● Your goal
Write out all of the entries exactly as given.

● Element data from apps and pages
━━━━━━

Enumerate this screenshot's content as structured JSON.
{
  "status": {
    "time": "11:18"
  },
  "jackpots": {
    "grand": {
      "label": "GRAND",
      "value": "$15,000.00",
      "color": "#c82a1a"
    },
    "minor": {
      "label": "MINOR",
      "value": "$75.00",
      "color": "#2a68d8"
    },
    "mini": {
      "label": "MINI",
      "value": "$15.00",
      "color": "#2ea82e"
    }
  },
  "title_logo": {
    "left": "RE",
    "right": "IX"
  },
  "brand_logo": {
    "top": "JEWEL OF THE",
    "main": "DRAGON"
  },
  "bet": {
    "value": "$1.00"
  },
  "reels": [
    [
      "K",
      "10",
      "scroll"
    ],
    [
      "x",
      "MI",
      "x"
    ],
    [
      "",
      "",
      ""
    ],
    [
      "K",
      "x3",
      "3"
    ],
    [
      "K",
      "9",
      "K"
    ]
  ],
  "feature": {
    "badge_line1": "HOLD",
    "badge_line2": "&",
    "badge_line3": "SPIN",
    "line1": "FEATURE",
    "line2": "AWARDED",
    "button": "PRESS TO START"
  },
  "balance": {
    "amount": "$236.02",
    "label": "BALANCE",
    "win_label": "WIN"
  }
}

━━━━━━

● Answer below
Enumerate this screenshot's content as structured JSON.
{
  "status": {
    "time": "11:18"
  },
  "jackpots": {
    "grand": {
      "label": "GRAND",
      "value": "$15,000.00",
      "color": "#c82a1a"
    },
    "minor": {
      "label": "MINOR",
      "value": "$75.00",
      "color": "#2a68d8"
    },
    "mini": {
      "label": "MINI",
      "value": "$15.00",
      "color": "#2ea82e"
    }
  },
  "title_logo": {
    "left": "RE",
    "right": "IX"
  },
  "brand_logo": {
    "top": "JEWEL OF THE",
    "main": "DRAGON"
  },
  "bet": {
    "value": "$1.00"
  },
  "reels": [
    [
      "K",
      "10",
      "scroll"
    ],
    [
      "x",
      "MI",
      "x"
    ],
    [
      "",
      "",
      ""
    ],
    [
      "K",
      "x3",
      "3"
    ],
    [
      "K",
      "9",
      "K"
    ]
  ],
  "feature": {
    "badge_line1": "HOLD",
    "badge_line2": "&",
    "badge_line3": "SPIN",
    "line1": "FEATURE",
    "line2": "AWARDED",
    "button": "PRESS TO START"
  },
  "balance": {
    "amount": "$236.02",
    "label": "BALANCE",
    "win_label": "WIN"
  }
}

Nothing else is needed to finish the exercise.